Post-9/11 secrecy: pervasive and dangerous
If you sort the millions of pages, documents and computer disks stamped secret by federal employees last year into stacks each as high as the Washington Monument, you would have a dozen or more monuments to government stonewalling obscuring the skyline of this nation’s capital.
When you take into account that as many as half of those new secrets don’t deserve to be secret, as a federal official conceded in congressional testimony not long ago, then you have monumentally darkened the landscape of our open society.
These thoughts are provoked by the release of a new report, “Secrecy Report Card 2005: Quantitative Indicators of Secrecy in the Federal Government,” by OpenTheGovernment.org, a coalition of public-interest, consumer and press organizations.
This report fairly crackles with damning data.
Government workers made 15.6 million classification decisions in 2004, a stunning 81% more than the year before the terrorist attacks of Sept. 11, 2001.

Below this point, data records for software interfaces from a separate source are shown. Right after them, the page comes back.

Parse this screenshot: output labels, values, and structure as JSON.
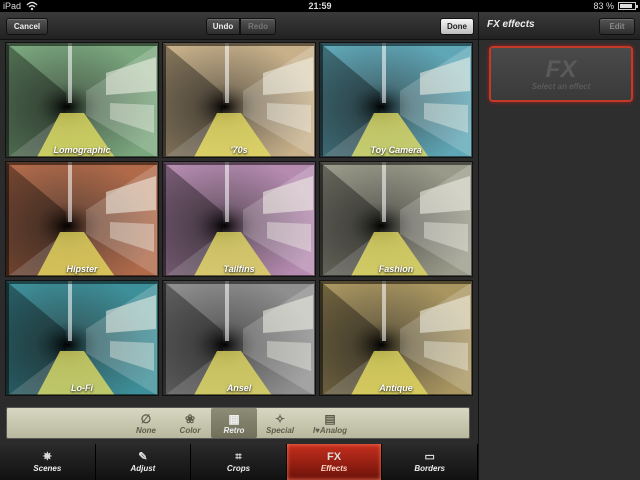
{
  "status_bar": {
    "device": "iPad",
    "time": "21:59",
    "battery_label": "83 %",
    "battery_level": 0.83,
    "wifi_icon": "wifi-icon"
  },
  "toolbar": {
    "cancel_label": "Cancel",
    "undo_label": "Undo",
    "redo_label": "Redo",
    "done_label": "Done"
  },
  "effects": [
    {
      "label": "Lomographic",
      "tint": "#7aa77d"
    },
    {
      "label": "'70s",
      "tint": "#c8b18a"
    },
    {
      "label": "Toy Camera",
      "tint": "#5fa6b6"
    },
    {
      "label": "Hipster",
      "tint": "#b06a4a"
    },
    {
      "label": "Tailfins",
      "tint": "#b58bb0"
    },
    {
      "label": "Fashion",
      "tint": "#9a9a8a"
    },
    {
      "label": "Lo-Fi",
      "tint": "#3d8f99"
    },
    {
      "label": "Ansel",
      "tint": "#8f8f8f"
    },
    {
      "label": "Antique",
      "tint": "#a99560"
    }
  ],
  "categories": [
    {
      "label": "None",
      "icon": "∅",
      "icon_name": "none-icon",
      "active": false
    },
    {
      "label": "Color",
      "icon": "❀",
      "icon_name": "color-icon",
      "active": false
    },
    {
      "label": "Retro",
      "icon": "▦",
      "icon_name": "retro-icon",
      "active": true
    },
    {
      "label": "Special",
      "icon": "✧",
      "icon_name": "special-icon",
      "active": false
    },
    {
      "label": "I♥Analog",
      "icon": "▤",
      "icon_name": "analog-icon",
      "active": false
    }
  ],
  "tabs": [
    {
      "label": "Scenes",
      "icon": "✵",
      "icon_name": "scenes-icon",
      "active": false
    },
    {
      "label": "Adjust",
      "icon": "✎",
      "icon_name": "adjust-icon",
      "active": false
    },
    {
      "label": "Crops",
      "icon": "⌗",
      "icon_name": "crops-icon",
      "active": false
    },
    {
      "label": "Effects",
      "icon": "FX",
      "icon_name": "fx-icon",
      "active": true
    },
    {
      "label": "Borders",
      "icon": "▭",
      "icon_name": "borders-icon",
      "active": false
    }
  ],
  "side_panel": {
    "title": "FX effects",
    "edit_label": "Edit",
    "card_title": "FX",
    "card_subtitle": "Select an effect"
  },
  "colors": {
    "accent": "#c33a26",
    "strip": "#c8c8b0",
    "active_tab": "#c72f1e"
  }
}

American taxpayers forked over $460 each time a government worker wielded the secrecy stamp last year, shelling out a total of $7.2 billion to keep all of those secrets secure; that compares to $3.8 billion in 1997.
The government spent $148 making new secrets for every dollar it spent unmaking old ones; for comparison, the government spent $20 on classification for every $1 spent on declassification from 1997 to 2001.
The shadowy Foreign Intelligence Surveillance Court granted every single one of the 1,754 requests for surveillance orders on foreign nationals in the United States; the number of such requests has doubled in the last five years.
The White House and federal agencies invoked the “state secrecy” privilege 33 times more often in the last four years than during the height of the Cold War. This legal tactic allows the government to brush off court cases by asserting that going to court would put foreign policy or national-security concerns at risk. Used only 55 times from 1953 to 2001, the state-secrecy privilege has been used to derail legal action against the government 23 times since.
These statistics on classified material form just the tip of the controlled-information iceberg. Restrictions have been placed on access to even more massive amounts of material that do not qualify as secret but instead are described as “sensitive but unclassified.”
The report card identified 50 different ways to label government information SBU and thus deny public access. “The federal government has greatly expanded its ability to control unclassified, public information through vague restrictions that give government officials wide latitude to declare information beyond the public’s reach,” wrote the report’s author, Rick Blum, OTG director.
As for open meetings, nearly two-thirds of the 7,045 meetings governed by the 1972 Federal Advisory Committee Act, which explicitly endorsed the idea of openness in expert scientific and technical advice to policymakers, were nevertheless closed to the public.
The record at the state level was equally dismal. At least 62 new laws putting public information behind closed doors were passed by states last year.
Ironically, while the government is placing more restrictions on access, the OTG report documents a 25% increase in public requests for federal government information — 4,080,737 during 2004. Spending to accommodate those requests rose only 5%, however, to $336.8 million, and only 14 of the 90 agencies surveyed by the Department of Justice were able to respond to those requests as required by law.
There is a lot more, of course, but these examples are enough to paint a picture of a highly disciplined, if vaguely desperate, policy of delay and denial. It demonstrates that secrecy is pervasive throughout all three branches of the national government as well as in the states.
For those who say that such secrecy is understandable, even necessary, during a war on terror, this report card describes a condition of severe democratic distress. It is precisely during times of national crisis that communication between a government and its citizens must be a two-way conversation — honest, open and informed.
Instead, policymakers have rendered this vital civic compact largely null and void. Government officials are demanding and hoarding information about private citizens and providing less about public policy. Beyond that, they are fostering a climate of fear among government workers and intimidating scholars, public-interest groups, the press and others seeking access.
The threat of too little transparency is neither abstract nor hypothetical. What we don’t know can leave us unprepared for our government’s being unprepared. When policy is formulated in isolation from public knowledge or participation, the nation is left dangerously exposed to a lack of government accountability or lack of preparedness for a natural or terrorist disaster.
When our leaders fail to anticipate or adequately respond to threats to the nation or its citizens because the civic dialogue has broken down, we court the emergence of a dysfunctional democracy, or government by hindsight, in which post-crisis commissions, joint committees and endless investigations struggle to explain what never should have happened.
Excess secrecy is a chilling invitation to such calamities.
Paul K. McMasters is First Amendment ombudsman at the First Amendment Center, 1101 Wilson Blvd., Arlington, Va. 22209. E-mail: email@example.com.